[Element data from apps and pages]

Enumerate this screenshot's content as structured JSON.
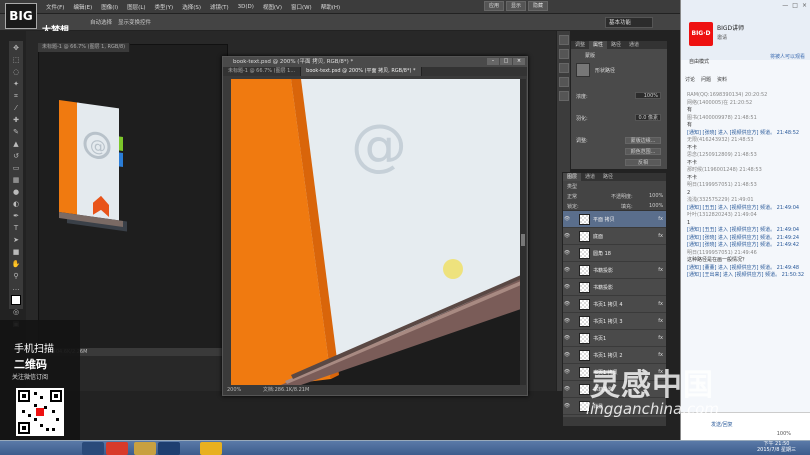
{
  "menubar": {
    "logo": "BIG",
    "items": [
      "文件(F)",
      "编辑(E)",
      "图像(I)",
      "图层(L)",
      "类型(Y)",
      "选择(S)",
      "滤镜(T)",
      "3D(D)",
      "视图(V)",
      "窗口(W)",
      "帮助(H)"
    ],
    "controls": [
      "应用",
      "显示",
      "隐藏"
    ]
  },
  "optbar": {
    "brand": "大梦想",
    "auto_select": "自动选择",
    "transform": "显示变换控件",
    "workspace": "基本功能"
  },
  "doc1": {
    "tabs": [
      "未标题-1 @ 66.7% (图层 1, RGB/8)",
      "book-text.psd @ ..."
    ],
    "status": "文档:404.6K/2.26M"
  },
  "doc2": {
    "title": "book-text.psd @ 200% (平面 拷贝, RGB/8*) *",
    "tabs": [
      "未标题-1 @ 66.7% (图层 1...",
      "book-text.psd @ 200% (平面 拷贝, RGB/8*) *"
    ],
    "status_zoom": "200%",
    "status_doc": "文档:286.1K/8.21M"
  },
  "properties": {
    "tabs": [
      "调整",
      "属性",
      "路径",
      "通道"
    ],
    "title": "蒙版",
    "kind": "形状路径",
    "density_label": "浓度:",
    "density_value": "100%",
    "feather_label": "羽化:",
    "feather_value": "0.0 像素",
    "refine_label": "调整:",
    "buttons": [
      "蒙版边缘...",
      "颜色范围...",
      "反相"
    ]
  },
  "layers": {
    "tabs": [
      "图层",
      "通道",
      "路径"
    ],
    "kind": "类型",
    "blend": "正常",
    "opacity_label": "不透明度:",
    "opacity_value": "100%",
    "lock_label": "锁定:",
    "fill_label": "填充:",
    "fill_value": "100%",
    "items": [
      {
        "name": "平面 拷贝",
        "fx": "fx",
        "selected": true
      },
      {
        "name": "底面",
        "fx": "fx",
        "selected": false
      },
      {
        "name": "圆角 18",
        "fx": "",
        "selected": false
      },
      {
        "name": "书籍投影",
        "fx": "fx",
        "selected": false
      },
      {
        "name": "书籍投影",
        "fx": "",
        "selected": false
      },
      {
        "name": "书页1 拷贝 4",
        "fx": "fx",
        "selected": false
      },
      {
        "name": "书页1 拷贝 3",
        "fx": "fx",
        "selected": false
      },
      {
        "name": "书页1",
        "fx": "fx",
        "selected": false
      },
      {
        "name": "书页1 拷贝 2",
        "fx": "fx",
        "selected": false
      },
      {
        "name": "书页1 拷贝",
        "fx": "fx",
        "selected": false
      },
      {
        "name": "书籍投影",
        "fx": "",
        "selected": false
      },
      {
        "name": "背景",
        "fx": "",
        "selected": false
      }
    ]
  },
  "chat": {
    "logo": "BIG·D",
    "name": "BIGD讲师",
    "sub": "邀请",
    "top_controls": [
      "—",
      "□",
      "×"
    ],
    "link": "将被人可以观看",
    "mode_label": "自由模式",
    "tabs": [
      "讨论",
      "问题",
      "资料"
    ],
    "messages": [
      {
        "type": "meta",
        "text": "RAM(QQ:1698390134) 20:20:52"
      },
      {
        "type": "meta",
        "text": "网络(1400005)在 21:20:52"
      },
      {
        "type": "text",
        "text": "有"
      },
      {
        "type": "meta",
        "text": "图书(1400009978) 21:48:51"
      },
      {
        "type": "text",
        "text": "有"
      },
      {
        "type": "sys",
        "text": "[通知] [张晓] 进入 [视频供应方] 频道。 21:48:52"
      },
      {
        "type": "meta",
        "text": "无限(416243932) 21:48:53"
      },
      {
        "type": "text",
        "text": "不卡"
      },
      {
        "type": "meta",
        "text": "思念(1250912809) 21:48:53"
      },
      {
        "type": "text",
        "text": "不卡"
      },
      {
        "type": "meta",
        "text": "那时候(1196001248) 21:48:53"
      },
      {
        "type": "text",
        "text": "不卡"
      },
      {
        "type": "meta",
        "text": "明日(1199957051) 21:48:53"
      },
      {
        "type": "text",
        "text": "2"
      },
      {
        "type": "meta",
        "text": "浅浅(332575229) 21:49:01"
      },
      {
        "type": "sys",
        "text": "[通知] [丑丑] 进入 [视频供应方] 频道。 21:49:04"
      },
      {
        "type": "meta",
        "text": "叶叶(1312820243) 21:49:04"
      },
      {
        "type": "text",
        "text": "1"
      },
      {
        "type": "sys",
        "text": "[通知] [丑丑] 进入 [视频供应方] 频道。 21:49:04"
      },
      {
        "type": "sys",
        "text": "[通知] [张晓] 进入 [视频供应方] 频道。 21:49:24"
      },
      {
        "type": "sys",
        "text": "[通知] [张晓] 进入 [视频供应方] 频道。 21:49:42"
      },
      {
        "type": "meta",
        "text": "明日(1199957051) 21:49:46"
      },
      {
        "type": "text",
        "text": "这种路径是在画一般情况？"
      },
      {
        "type": "sys",
        "text": "[通知] [董董] 进入 [视频供应方] 频道。 21:49:48"
      },
      {
        "type": "sys",
        "text": "[通知] [王出来] 进入 [视频供应方] 频道。 21:50:32"
      }
    ],
    "input_hint": "发送/回复",
    "zoom": "100%"
  },
  "promo": {
    "line1": "手机扫描",
    "line2": "二维码",
    "line3": "关注微信订阅"
  },
  "watermark": {
    "big": "灵感中国",
    "small": "lingganchina.com"
  },
  "taskbar": {
    "time": "下午 21:50",
    "date": "2015/7/8 星期三"
  },
  "colors": {
    "book_orange": "#f07a10",
    "book_cover": "#e4eaee",
    "tab_green": "#7cc62a",
    "tab_blue": "#2a7dd8",
    "tab_red": "#d83a2a",
    "chat_logo": "#e11111",
    "selected_layer": "#5a6e8c"
  }
}
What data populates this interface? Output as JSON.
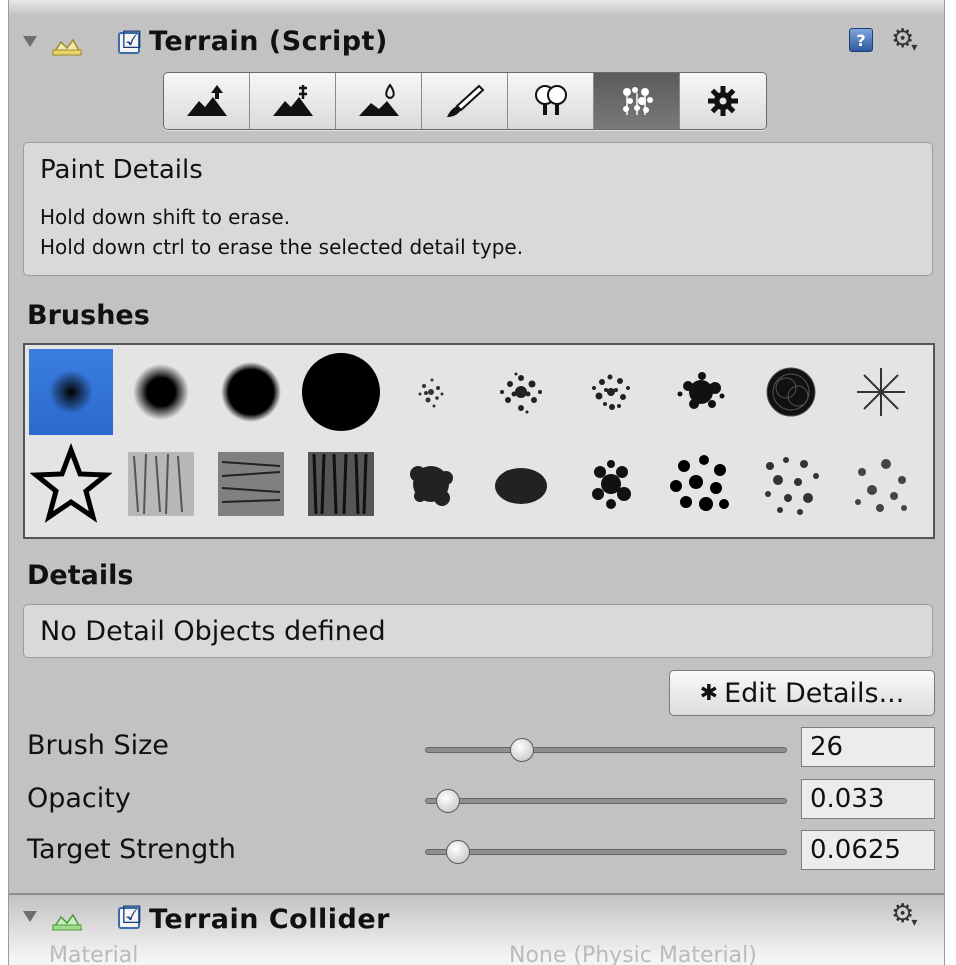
{
  "component": {
    "title": "Terrain (Script)",
    "enabled": true,
    "enabled_mark": "☑"
  },
  "toolbar": {
    "tools": [
      {
        "icon": "raise-lower-terrain-icon",
        "active": false
      },
      {
        "icon": "paint-height-icon",
        "active": false
      },
      {
        "icon": "smooth-height-icon",
        "active": false
      },
      {
        "icon": "paint-texture-icon",
        "active": false
      },
      {
        "icon": "place-trees-icon",
        "active": false
      },
      {
        "icon": "paint-details-icon",
        "active": true
      },
      {
        "icon": "terrain-settings-icon",
        "active": false
      }
    ]
  },
  "info": {
    "title": "Paint Details",
    "line1": "Hold down shift to erase.",
    "line2": "Hold down ctrl to erase the selected detail type."
  },
  "brushes": {
    "label": "Brushes",
    "selected_index": 0
  },
  "details": {
    "label": "Details",
    "empty_text": "No Detail Objects defined",
    "edit_button": "Edit Details..."
  },
  "settings": {
    "brush_size": {
      "label": "Brush Size",
      "value": "26",
      "fraction": 0.25
    },
    "opacity": {
      "label": "Opacity",
      "value": "0.033",
      "fraction": 0.033
    },
    "target_strength": {
      "label": "Target Strength",
      "value": "0.0625",
      "fraction": 0.0625
    }
  },
  "collider": {
    "title": "Terrain Collider",
    "material_label": "Material",
    "material_value": "None (Physic Material)"
  },
  "colors": {
    "panel": "#c2c2c2",
    "selected_brush": "#2b6acd",
    "active_tool": "#5a5a5a"
  }
}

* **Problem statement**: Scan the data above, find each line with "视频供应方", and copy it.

* **Exercise output**:
        "text": "[通知] [张晓] 进入 [视频供应方] 频道。 21:48:52"
        "text": "[通知] [丑丑] 进入 [视频供应方] 频道。 21:49:04"
        "text": "[通知] [丑丑] 进入 [视频供应方] 频道。 21:49:04"
        "text": "[通知] [张晓] 进入 [视频供应方] 频道。 21:49:24"
        "text": "[通知] [张晓] 进入 [视频供应方] 频道。 21:49:42"
        "text": "[通知] [董董] 进入 [视频供应方] 频道。 21:49:48"
        "text": "[通知] [王出来] 进入 [视频供应方] 频道。 21:50:32"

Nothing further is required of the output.